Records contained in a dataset
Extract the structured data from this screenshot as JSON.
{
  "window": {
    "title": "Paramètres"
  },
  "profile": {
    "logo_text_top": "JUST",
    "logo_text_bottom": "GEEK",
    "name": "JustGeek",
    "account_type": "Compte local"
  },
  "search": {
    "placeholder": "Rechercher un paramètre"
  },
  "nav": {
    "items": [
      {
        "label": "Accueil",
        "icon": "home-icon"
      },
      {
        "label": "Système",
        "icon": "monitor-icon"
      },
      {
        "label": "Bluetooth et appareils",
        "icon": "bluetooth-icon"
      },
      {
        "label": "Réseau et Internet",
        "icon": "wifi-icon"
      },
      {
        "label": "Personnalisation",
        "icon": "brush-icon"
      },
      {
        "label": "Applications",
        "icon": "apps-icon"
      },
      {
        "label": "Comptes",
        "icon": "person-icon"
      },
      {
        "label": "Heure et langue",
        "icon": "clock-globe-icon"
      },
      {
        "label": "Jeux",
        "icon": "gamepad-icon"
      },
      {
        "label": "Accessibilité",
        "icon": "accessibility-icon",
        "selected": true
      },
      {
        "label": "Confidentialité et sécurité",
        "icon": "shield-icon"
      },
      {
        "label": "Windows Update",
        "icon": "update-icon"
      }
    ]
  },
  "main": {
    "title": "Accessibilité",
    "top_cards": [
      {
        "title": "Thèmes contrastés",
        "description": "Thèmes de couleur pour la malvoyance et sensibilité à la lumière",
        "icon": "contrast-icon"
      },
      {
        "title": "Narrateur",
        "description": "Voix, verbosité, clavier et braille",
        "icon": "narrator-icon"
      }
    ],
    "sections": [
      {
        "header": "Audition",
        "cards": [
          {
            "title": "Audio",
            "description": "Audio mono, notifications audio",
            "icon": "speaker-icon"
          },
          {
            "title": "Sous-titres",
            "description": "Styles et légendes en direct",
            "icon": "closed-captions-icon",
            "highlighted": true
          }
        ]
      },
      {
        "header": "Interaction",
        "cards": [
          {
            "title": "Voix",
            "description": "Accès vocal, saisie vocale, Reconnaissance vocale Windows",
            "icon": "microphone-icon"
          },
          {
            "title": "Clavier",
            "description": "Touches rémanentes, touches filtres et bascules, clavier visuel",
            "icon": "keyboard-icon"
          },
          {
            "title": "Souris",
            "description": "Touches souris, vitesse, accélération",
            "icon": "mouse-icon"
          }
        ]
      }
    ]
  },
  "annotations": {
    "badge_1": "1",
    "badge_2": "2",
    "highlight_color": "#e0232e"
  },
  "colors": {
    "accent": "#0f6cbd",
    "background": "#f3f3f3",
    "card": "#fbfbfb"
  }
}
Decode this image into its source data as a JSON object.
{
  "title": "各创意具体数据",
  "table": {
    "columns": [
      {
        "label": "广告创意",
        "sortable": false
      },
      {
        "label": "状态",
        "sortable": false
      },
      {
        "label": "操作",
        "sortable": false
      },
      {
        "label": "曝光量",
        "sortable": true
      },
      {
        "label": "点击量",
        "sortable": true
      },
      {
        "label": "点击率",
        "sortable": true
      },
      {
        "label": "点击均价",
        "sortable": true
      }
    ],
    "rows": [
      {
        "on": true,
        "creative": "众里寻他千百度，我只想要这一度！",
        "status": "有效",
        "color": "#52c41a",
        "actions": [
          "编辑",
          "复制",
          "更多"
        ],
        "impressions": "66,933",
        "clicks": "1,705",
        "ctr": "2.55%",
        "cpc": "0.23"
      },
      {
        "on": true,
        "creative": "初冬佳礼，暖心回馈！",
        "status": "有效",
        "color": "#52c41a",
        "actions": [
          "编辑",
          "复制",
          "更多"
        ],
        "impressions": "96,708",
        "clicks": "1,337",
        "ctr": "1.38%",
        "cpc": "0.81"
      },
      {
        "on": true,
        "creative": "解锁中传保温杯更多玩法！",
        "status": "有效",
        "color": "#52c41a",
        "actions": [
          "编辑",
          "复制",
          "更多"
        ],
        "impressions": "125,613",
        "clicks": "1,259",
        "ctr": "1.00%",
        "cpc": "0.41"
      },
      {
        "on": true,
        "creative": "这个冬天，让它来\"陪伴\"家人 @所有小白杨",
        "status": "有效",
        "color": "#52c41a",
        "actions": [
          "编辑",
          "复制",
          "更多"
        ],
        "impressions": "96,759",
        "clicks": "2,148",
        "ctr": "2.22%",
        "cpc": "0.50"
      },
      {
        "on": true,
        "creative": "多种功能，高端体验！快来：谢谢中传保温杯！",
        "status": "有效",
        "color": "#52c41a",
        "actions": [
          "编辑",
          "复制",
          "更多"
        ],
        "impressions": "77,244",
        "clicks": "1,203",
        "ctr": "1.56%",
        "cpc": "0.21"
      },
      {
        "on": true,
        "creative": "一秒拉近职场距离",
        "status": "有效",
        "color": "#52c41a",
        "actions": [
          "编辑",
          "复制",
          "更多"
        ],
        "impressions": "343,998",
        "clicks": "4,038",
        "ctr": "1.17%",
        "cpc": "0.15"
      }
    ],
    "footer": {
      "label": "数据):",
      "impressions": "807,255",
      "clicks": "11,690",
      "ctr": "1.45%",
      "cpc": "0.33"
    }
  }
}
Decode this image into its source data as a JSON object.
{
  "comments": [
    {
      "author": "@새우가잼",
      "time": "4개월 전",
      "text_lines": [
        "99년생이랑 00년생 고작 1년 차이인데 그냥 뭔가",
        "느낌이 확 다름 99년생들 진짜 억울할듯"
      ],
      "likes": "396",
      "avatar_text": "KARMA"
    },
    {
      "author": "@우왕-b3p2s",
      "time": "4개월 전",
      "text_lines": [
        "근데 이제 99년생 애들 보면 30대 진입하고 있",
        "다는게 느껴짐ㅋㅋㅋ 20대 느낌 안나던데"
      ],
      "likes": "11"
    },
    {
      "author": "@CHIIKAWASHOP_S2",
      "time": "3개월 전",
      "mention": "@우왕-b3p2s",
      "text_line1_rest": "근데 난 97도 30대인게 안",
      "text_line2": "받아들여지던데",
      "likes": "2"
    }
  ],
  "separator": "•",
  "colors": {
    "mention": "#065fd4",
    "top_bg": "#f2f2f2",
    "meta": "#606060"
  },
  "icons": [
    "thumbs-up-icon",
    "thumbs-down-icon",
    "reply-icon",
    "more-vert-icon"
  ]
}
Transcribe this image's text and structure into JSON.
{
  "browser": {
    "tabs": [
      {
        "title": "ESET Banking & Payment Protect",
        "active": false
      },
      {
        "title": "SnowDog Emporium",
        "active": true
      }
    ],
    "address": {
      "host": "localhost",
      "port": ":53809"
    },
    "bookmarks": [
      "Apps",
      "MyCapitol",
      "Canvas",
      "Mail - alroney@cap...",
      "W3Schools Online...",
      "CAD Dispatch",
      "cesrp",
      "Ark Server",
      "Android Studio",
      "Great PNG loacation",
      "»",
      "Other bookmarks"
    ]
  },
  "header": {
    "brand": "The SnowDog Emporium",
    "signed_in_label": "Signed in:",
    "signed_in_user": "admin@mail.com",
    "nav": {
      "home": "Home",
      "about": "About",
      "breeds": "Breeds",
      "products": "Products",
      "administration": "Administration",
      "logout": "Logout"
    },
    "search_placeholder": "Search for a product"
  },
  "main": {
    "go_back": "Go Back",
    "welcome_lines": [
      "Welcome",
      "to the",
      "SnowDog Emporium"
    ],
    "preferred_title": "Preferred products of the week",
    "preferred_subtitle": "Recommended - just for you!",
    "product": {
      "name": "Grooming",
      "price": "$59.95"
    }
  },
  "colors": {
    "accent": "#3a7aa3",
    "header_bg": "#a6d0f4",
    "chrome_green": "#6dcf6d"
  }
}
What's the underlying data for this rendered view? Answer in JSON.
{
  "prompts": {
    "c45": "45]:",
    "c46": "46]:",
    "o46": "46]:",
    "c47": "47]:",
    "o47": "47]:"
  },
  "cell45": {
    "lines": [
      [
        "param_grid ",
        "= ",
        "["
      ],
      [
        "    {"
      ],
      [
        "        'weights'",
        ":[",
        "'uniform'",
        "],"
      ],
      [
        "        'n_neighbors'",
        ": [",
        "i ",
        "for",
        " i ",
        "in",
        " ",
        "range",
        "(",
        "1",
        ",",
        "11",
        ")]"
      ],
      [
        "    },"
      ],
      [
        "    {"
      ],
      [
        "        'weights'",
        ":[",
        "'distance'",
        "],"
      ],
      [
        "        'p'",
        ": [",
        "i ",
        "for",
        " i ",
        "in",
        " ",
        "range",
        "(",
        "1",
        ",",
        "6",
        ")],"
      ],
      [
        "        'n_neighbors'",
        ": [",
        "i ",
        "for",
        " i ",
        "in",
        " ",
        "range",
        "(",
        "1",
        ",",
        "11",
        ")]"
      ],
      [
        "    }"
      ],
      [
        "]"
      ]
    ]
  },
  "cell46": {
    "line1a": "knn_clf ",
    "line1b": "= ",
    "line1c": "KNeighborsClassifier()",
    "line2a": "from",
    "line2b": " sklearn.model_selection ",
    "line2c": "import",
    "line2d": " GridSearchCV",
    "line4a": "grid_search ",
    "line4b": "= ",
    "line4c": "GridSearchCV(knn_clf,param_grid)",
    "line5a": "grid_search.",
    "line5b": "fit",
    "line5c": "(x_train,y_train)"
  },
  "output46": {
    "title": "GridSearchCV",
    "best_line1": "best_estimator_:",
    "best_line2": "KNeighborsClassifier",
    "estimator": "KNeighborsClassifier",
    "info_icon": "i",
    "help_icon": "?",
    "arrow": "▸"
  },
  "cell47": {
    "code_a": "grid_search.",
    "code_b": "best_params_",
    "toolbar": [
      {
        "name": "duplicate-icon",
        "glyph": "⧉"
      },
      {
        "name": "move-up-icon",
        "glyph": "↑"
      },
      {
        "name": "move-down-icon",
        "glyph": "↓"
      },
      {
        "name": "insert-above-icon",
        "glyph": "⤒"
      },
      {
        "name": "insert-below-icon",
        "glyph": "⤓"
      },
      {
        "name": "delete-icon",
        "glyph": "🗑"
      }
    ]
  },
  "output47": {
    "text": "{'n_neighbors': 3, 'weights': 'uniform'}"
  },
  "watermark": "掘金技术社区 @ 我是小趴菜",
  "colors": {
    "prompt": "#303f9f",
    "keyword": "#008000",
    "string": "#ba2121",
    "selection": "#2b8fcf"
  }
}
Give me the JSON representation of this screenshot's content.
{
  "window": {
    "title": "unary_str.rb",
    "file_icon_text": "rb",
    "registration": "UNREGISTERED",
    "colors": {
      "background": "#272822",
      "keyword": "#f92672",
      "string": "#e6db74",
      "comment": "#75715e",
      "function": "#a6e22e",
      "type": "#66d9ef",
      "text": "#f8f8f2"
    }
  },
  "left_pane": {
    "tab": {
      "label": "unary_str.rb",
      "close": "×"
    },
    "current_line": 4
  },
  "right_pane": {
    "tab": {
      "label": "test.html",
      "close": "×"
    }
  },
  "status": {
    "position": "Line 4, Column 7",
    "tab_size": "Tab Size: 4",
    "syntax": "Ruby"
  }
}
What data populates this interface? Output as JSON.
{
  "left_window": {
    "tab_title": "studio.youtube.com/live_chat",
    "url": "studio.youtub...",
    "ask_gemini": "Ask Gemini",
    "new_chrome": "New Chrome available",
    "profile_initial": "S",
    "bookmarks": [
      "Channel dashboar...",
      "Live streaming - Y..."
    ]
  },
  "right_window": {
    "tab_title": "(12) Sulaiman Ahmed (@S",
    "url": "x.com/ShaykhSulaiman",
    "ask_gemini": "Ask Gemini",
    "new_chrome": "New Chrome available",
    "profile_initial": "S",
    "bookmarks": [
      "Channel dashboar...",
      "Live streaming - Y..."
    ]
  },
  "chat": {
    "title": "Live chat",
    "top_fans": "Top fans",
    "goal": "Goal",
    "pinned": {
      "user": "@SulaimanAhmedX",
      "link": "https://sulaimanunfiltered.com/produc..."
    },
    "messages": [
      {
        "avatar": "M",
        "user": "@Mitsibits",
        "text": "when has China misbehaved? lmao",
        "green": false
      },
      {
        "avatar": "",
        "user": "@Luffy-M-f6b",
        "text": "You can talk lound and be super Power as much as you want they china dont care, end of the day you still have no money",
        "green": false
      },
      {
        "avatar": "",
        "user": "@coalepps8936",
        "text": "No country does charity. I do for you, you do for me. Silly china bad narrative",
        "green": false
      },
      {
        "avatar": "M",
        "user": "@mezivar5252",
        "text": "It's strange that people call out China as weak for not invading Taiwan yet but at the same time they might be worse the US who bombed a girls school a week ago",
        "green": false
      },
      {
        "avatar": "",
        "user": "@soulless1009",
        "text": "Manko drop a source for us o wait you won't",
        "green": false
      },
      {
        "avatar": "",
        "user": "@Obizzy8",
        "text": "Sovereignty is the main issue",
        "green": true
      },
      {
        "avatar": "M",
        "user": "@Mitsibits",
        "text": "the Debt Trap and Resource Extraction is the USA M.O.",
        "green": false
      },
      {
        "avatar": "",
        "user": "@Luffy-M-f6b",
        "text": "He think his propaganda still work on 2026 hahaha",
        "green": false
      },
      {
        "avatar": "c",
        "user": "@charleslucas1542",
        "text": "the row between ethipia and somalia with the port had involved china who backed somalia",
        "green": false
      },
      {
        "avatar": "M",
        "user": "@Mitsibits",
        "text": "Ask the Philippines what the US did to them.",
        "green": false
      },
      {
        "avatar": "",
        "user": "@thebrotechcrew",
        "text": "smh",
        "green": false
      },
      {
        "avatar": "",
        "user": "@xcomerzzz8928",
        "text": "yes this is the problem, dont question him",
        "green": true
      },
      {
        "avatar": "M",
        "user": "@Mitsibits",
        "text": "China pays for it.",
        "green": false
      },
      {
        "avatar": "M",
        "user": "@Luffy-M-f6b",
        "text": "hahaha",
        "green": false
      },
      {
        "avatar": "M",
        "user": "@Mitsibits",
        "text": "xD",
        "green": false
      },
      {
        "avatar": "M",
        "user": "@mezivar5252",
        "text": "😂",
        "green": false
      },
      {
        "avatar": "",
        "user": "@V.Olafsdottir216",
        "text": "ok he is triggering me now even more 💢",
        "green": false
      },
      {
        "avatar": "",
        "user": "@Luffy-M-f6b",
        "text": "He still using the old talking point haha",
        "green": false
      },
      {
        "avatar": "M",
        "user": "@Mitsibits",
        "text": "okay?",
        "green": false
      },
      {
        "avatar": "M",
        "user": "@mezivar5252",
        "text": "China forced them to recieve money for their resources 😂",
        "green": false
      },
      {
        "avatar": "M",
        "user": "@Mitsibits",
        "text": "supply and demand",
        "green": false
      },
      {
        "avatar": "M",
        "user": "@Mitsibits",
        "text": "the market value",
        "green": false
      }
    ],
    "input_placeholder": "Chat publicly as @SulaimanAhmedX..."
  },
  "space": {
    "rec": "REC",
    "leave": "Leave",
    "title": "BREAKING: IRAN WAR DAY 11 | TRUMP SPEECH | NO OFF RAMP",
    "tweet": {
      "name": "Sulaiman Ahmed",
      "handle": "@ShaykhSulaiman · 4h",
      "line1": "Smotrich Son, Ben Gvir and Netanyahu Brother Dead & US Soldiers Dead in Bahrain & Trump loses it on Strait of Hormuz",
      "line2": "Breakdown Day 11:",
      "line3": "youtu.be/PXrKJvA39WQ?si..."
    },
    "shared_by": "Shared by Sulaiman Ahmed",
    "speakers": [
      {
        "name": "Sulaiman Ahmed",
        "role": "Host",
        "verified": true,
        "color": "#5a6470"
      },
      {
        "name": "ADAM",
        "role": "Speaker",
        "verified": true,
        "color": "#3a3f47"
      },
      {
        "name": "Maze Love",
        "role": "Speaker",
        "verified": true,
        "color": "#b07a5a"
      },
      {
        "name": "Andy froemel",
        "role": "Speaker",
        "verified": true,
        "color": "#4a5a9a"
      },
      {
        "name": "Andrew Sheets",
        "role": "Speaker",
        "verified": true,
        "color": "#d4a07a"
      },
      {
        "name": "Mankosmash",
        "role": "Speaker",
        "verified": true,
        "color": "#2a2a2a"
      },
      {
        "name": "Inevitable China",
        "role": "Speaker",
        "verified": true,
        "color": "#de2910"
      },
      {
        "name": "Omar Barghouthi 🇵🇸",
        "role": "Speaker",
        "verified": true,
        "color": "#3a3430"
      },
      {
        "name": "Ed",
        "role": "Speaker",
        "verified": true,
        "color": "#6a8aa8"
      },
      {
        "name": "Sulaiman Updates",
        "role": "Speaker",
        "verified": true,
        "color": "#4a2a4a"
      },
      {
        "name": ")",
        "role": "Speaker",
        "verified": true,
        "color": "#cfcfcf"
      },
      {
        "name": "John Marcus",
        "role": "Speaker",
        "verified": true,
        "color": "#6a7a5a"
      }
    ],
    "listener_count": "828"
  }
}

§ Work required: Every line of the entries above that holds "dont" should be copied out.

§ Answer to this exercise:
        "text": "You can talk lound and be super Power as much as you want they china dont care, end of the day you still have no money",
        "text": "yes this is the problem, dont question him",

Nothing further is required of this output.